Hello T. When I started making these diagrams last May I was wrestling with a waning romantic relationship that had taken a long time and a lot of energy to fully end. Translating my ideas into shapes and words helped me do what I felt was necessary, which was to break down my preconceptions of what ideas like “romantic”, “relationship”, and “end” meant to me. And to our society in general.
At any moment in my life I feel I am in numerous relationships, each at various stages impossible to pin to a place on a set narrative or timeline. The relationships I have with my family, my friends, my colleagues, my self—these are all channels that require my time and thought. The question of how much of these to split among them, and toward what end, is one I’ve examined closely in this project.
The conclusion I’ve drawn at this point in the work is that conventional thought likes to sort relationships into binaries: good/bad, strong/weak, male/female, romantic/non-romantic, available/unavailable, concurrent/finished, etc. The sole reliable indicator of the quality of a relationship—the only one that matters to me, anyway—is whether I and the person I am relating with are able to share happiness in the way we expect to, in the moment and into the foreseeable future.
Thank you for following along.
Thank you for seeing and reading it. Your words make this work worthwhile.
“Long-exposure photography is often used in a night-time setting in order to produce a near daytime effect in the photo.
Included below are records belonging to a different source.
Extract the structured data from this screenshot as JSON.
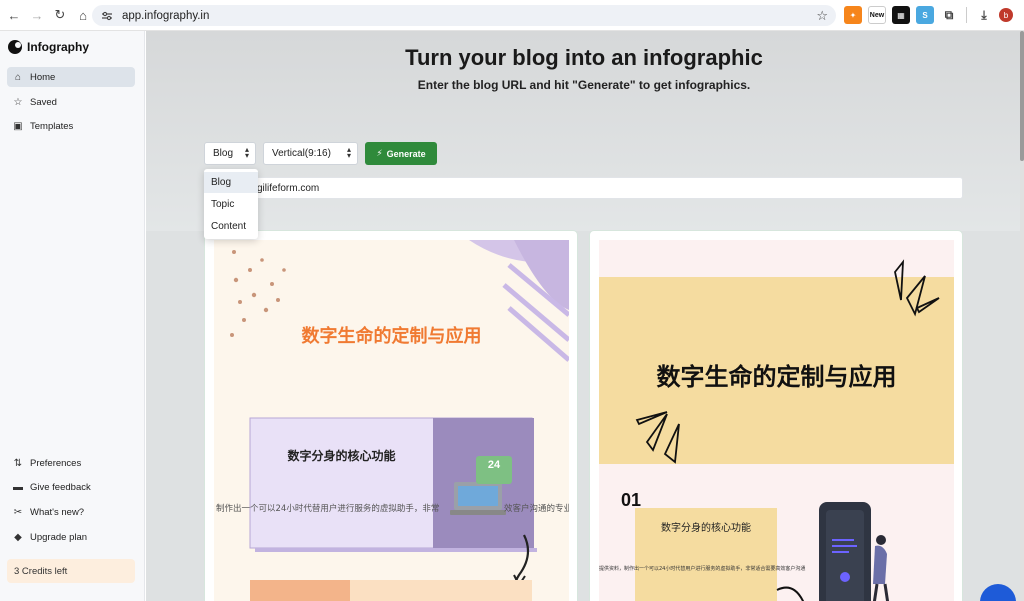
{
  "browser": {
    "url": "app.infography.in",
    "ext_new_label": "New",
    "profile_initial": "b"
  },
  "sidebar": {
    "app_name": "Infography",
    "nav": [
      {
        "label": "Home",
        "icon": "home-icon"
      },
      {
        "label": "Saved",
        "icon": "star-icon"
      },
      {
        "label": "Templates",
        "icon": "templates-icon"
      }
    ],
    "bottom": [
      {
        "label": "Preferences",
        "icon": "preferences-icon"
      },
      {
        "label": "Give feedback",
        "icon": "feedback-icon"
      },
      {
        "label": "What's new?",
        "icon": "whats-new-icon"
      },
      {
        "label": "Upgrade plan",
        "icon": "upgrade-icon"
      }
    ],
    "credits": "3 Credits left"
  },
  "main": {
    "headline": "Turn your blog into an infographic",
    "subline": "Enter the blog URL and hit \"Generate\" to get infographics.",
    "source_select": "Blog",
    "ratio_select": "Vertical(9:16)",
    "generate_label": "Generate",
    "url_value": "gilifeform.com",
    "dropdown_options": [
      "Blog",
      "Topic",
      "Content"
    ]
  },
  "cards": [
    {
      "title": "数字生命的定制与应用",
      "section_title": "数字分身的核心功能",
      "body": "制作出一个可以24小时代替用户进行服务的虚拟助手，非常",
      "body_tail": "效客户沟通的专业",
      "badge": "24"
    },
    {
      "title": "数字生命的定制与应用",
      "number": "01",
      "section_title": "数字分身的核心功能",
      "body": "提供资料，制作出一个可以24小时代替用户进行服务的虚拟助手，非常适合需要高效客户沟通"
    }
  ],
  "colors": {
    "accent_green": "#2f8a3b",
    "active_nav": "#dde3ea",
    "credits_bg": "#fdeede",
    "card1_title": "#f07a32",
    "card2_banner": "#f5dca0"
  }
}
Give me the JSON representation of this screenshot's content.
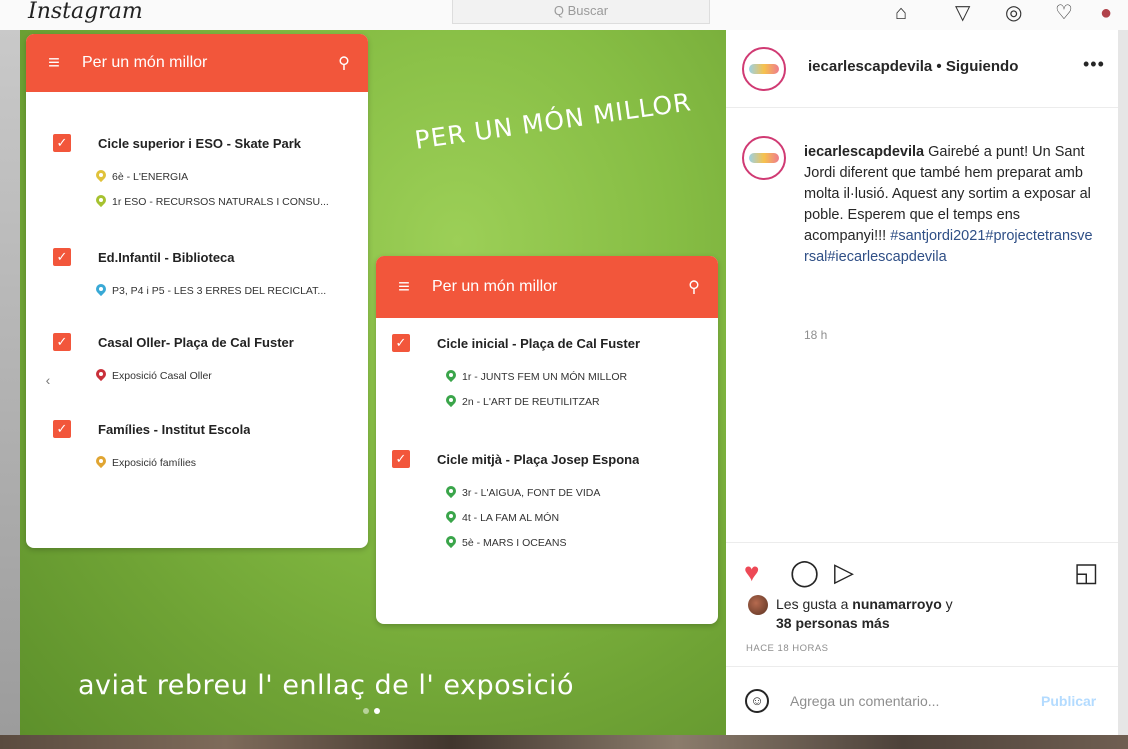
{
  "topbar": {
    "logo": "Instagram",
    "search_placeholder": "Q Buscar",
    "nav_icons": [
      "home-icon",
      "direct-icon",
      "explore-icon",
      "activity-icon",
      "profile-icon"
    ]
  },
  "post_image": {
    "title": "PER UN MÓN MILLOR",
    "caption": "aviat rebreu l' enllaç de l' exposició",
    "carousel_index": 2,
    "carousel_count": 2,
    "card_left": {
      "header_title": "Per un món millor",
      "groups": [
        {
          "name": "Cicle superior i ESO - Skate Park",
          "items": [
            {
              "text": "6è - L'ENERGIA",
              "pin_color": "#e0c23a"
            },
            {
              "text": "1r ESO - RECURSOS NATURALS I CONSU...",
              "pin_color": "#a6c230"
            }
          ]
        },
        {
          "name": "Ed.Infantil - Biblioteca",
          "items": [
            {
              "text": "P3, P4 i P5 - LES 3 ERRES DEL RECICLAT...",
              "pin_color": "#39a9d6"
            }
          ]
        },
        {
          "name": "Casal Oller- Plaça de Cal Fuster",
          "items": [
            {
              "text": "Exposició Casal Oller",
              "pin_color": "#c9303a"
            }
          ]
        },
        {
          "name": "Famílies - Institut Escola",
          "items": [
            {
              "text": "Exposició famílies",
              "pin_color": "#e0a532"
            }
          ]
        }
      ]
    },
    "card_right": {
      "header_title": "Per un món millor",
      "groups": [
        {
          "name": "Cicle inicial - Plaça de Cal Fuster",
          "items": [
            {
              "text": "1r - JUNTS FEM UN MÓN MILLOR",
              "pin_color": "#3aa54a"
            },
            {
              "text": "2n - L'ART DE REUTILITZAR",
              "pin_color": "#3aa54a"
            }
          ]
        },
        {
          "name": "Cicle mitjà - Plaça Josep Espona",
          "items": [
            {
              "text": "3r - L'AIGUA, FONT DE VIDA",
              "pin_color": "#3aa54a"
            },
            {
              "text": "4t - LA FAM AL MÓN",
              "pin_color": "#3aa54a"
            },
            {
              "text": "5è - MARS I OCEANS",
              "pin_color": "#3aa54a"
            }
          ]
        }
      ]
    }
  },
  "sidebar": {
    "username": "iecarlescapdevila",
    "separator": " • ",
    "following_label": "Siguiendo",
    "more_label": "•••",
    "comment": {
      "user": "iecarlescapdevila",
      "text": " Gairebé a punt! Un Sant Jordi diferent que també hem preparat amb molta il·lusió. Aquest any sortim a exposar al poble. Esperem que el temps ens acompanyi!!! ",
      "hashtags": "#santjordi2021#projectetransversal#iecarlescapdevila",
      "time": "18 h"
    },
    "likes": {
      "prefix": "Les gusta a ",
      "user": "nunamarroyo",
      "middle": " y",
      "others": "38 personas más"
    },
    "posted_ago": "HACE 18 HORAS",
    "comment_placeholder": "Agrega un comentario...",
    "publish_label": "Publicar"
  }
}
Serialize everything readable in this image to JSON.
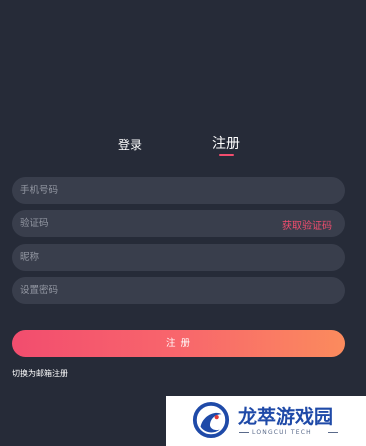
{
  "tabs": {
    "login": "登录",
    "register": "注册",
    "active": "register"
  },
  "form": {
    "phone_placeholder": "手机号码",
    "code_placeholder": "验证码",
    "get_code": "获取验证码",
    "nickname_placeholder": "昵称",
    "password_placeholder": "设置密码",
    "submit": "注 册",
    "switch_email": "切换为邮箱注册"
  },
  "colors": {
    "background": "#262b38",
    "field_bg": "#393e4c",
    "accent": "#f24d6e",
    "gradient_end": "#fb8b5d"
  },
  "watermark": {
    "name": "龙萃游戏园",
    "sub": "LONGCUI TECH",
    "icon": "dragon-logo-icon"
  }
}
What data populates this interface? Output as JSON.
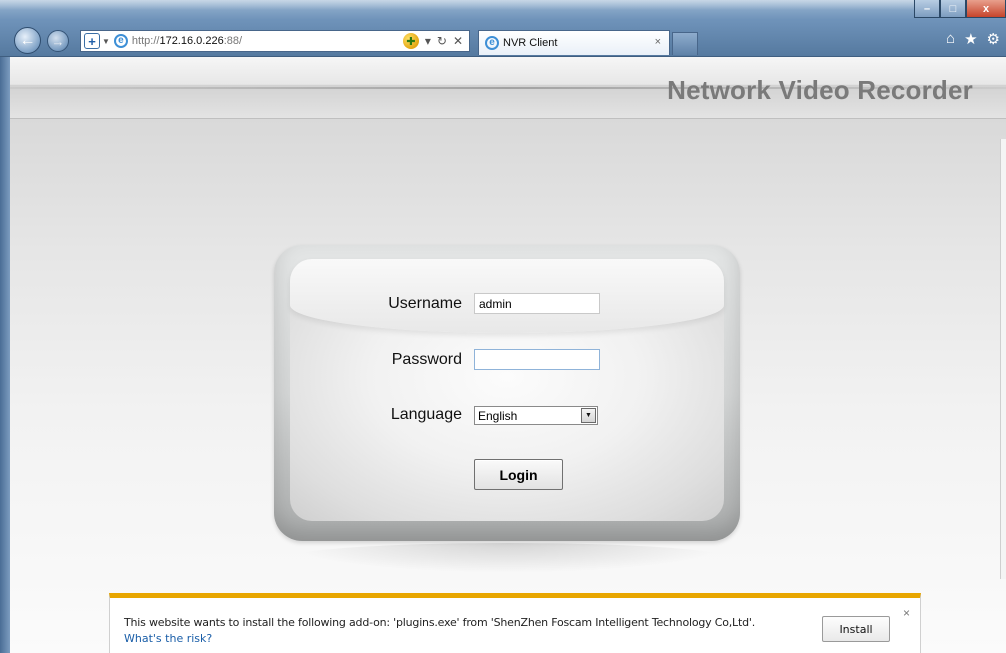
{
  "browser": {
    "window_buttons": {
      "minimize": "–",
      "maximize": "□",
      "close": "x"
    },
    "address": {
      "url_prefix": "http://",
      "url_host": "172.16.0.226",
      "url_port": ":88/",
      "compat_glyph": "✚",
      "tools": {
        "dropdown": "▾",
        "refresh": "↻",
        "stop": "✕"
      }
    },
    "tab": {
      "title": "NVR Client",
      "close": "×"
    },
    "toolbar_icons": {
      "home": "⌂",
      "favorites": "★",
      "settings": "⚙"
    }
  },
  "page": {
    "title": "Network Video Recorder"
  },
  "login": {
    "username_label": "Username",
    "username_value": "admin",
    "password_label": "Password",
    "password_value": "",
    "language_label": "Language",
    "language_value": "English",
    "language_dropdown_glyph": "▼",
    "login_button": "Login"
  },
  "notification": {
    "message": "This website wants to install the following add-on: 'plugins.exe' from 'ShenZhen Foscam Intelligent Technology Co,Ltd'.",
    "risk_link": "What's the risk?",
    "install_button": "Install",
    "close": "×",
    "accent_color": "#e8a600"
  }
}
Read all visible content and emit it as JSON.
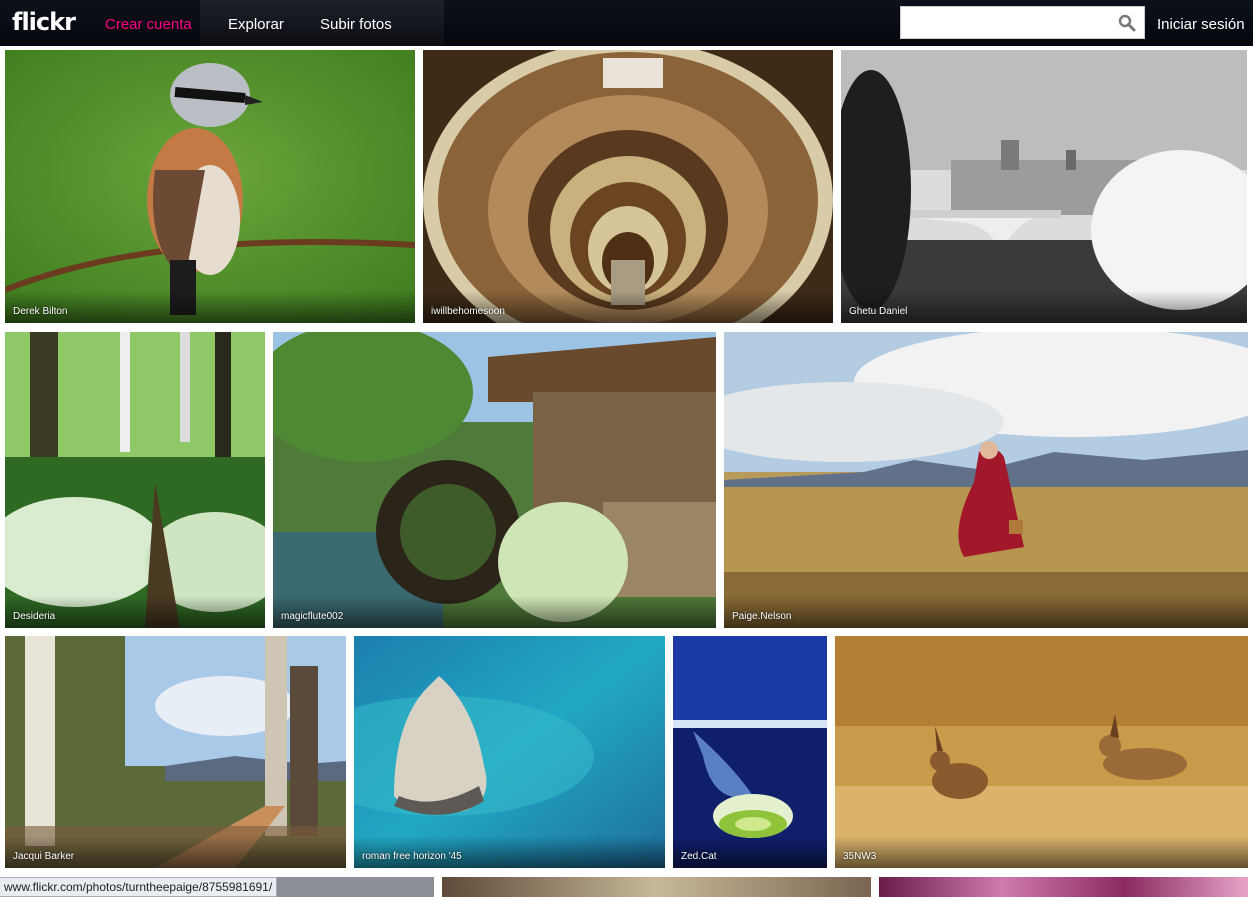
{
  "header": {
    "logo": "flickr",
    "nav": {
      "create_account": "Crear cuenta",
      "explore": "Explorar",
      "upload": "Subir fotos"
    },
    "search": {
      "value": "",
      "placeholder": ""
    },
    "login": "Iniciar sesión"
  },
  "photos": [
    {
      "author": "Derek Bilton",
      "subject": "bird"
    },
    {
      "author": "iwillbehomesoon",
      "subject": "spiral-staircase"
    },
    {
      "author": "Ghetu Daniel",
      "subject": "castle-bridge"
    },
    {
      "author": "Desideria",
      "subject": "forest"
    },
    {
      "author": "magicflute002",
      "subject": "water-wheel"
    },
    {
      "author": "Paige.Nelson",
      "subject": "woman-in-field"
    },
    {
      "author": "Jacqui Barker",
      "subject": "eucalyptus-trees"
    },
    {
      "author": "roman free horizon '45",
      "subject": "sea-rock"
    },
    {
      "author": "Zed.Cat",
      "subject": "leek-splash"
    },
    {
      "author": "35NW3",
      "subject": "hares"
    }
  ],
  "status_url": "www.flickr.com/photos/turntheepaige/8755981691/",
  "colors": {
    "accent": "#ff0084",
    "header_bg": "#0b0e16"
  }
}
By leaving the camera’s shutter open for an extended period of time, more light is absorbed, creating a brighter product. If the camera is stationary for the entire period of time that the shutter is open, a very vibrant and clear photograph can be produced.”—Wikipedia
“Specifically, on Sunday, the sun will move from the Northern Hemisphere to the Southern Hemisphere. It will pass overhead everywhere along the Earth’s equator on that date, and the sun will rise exactly in the east and set exactly in the west. Day and night will also be of roughly equal length. (‘Equinox’ is derived from the Latin for ‘equal night.’)”—Autumnal Equinox 2013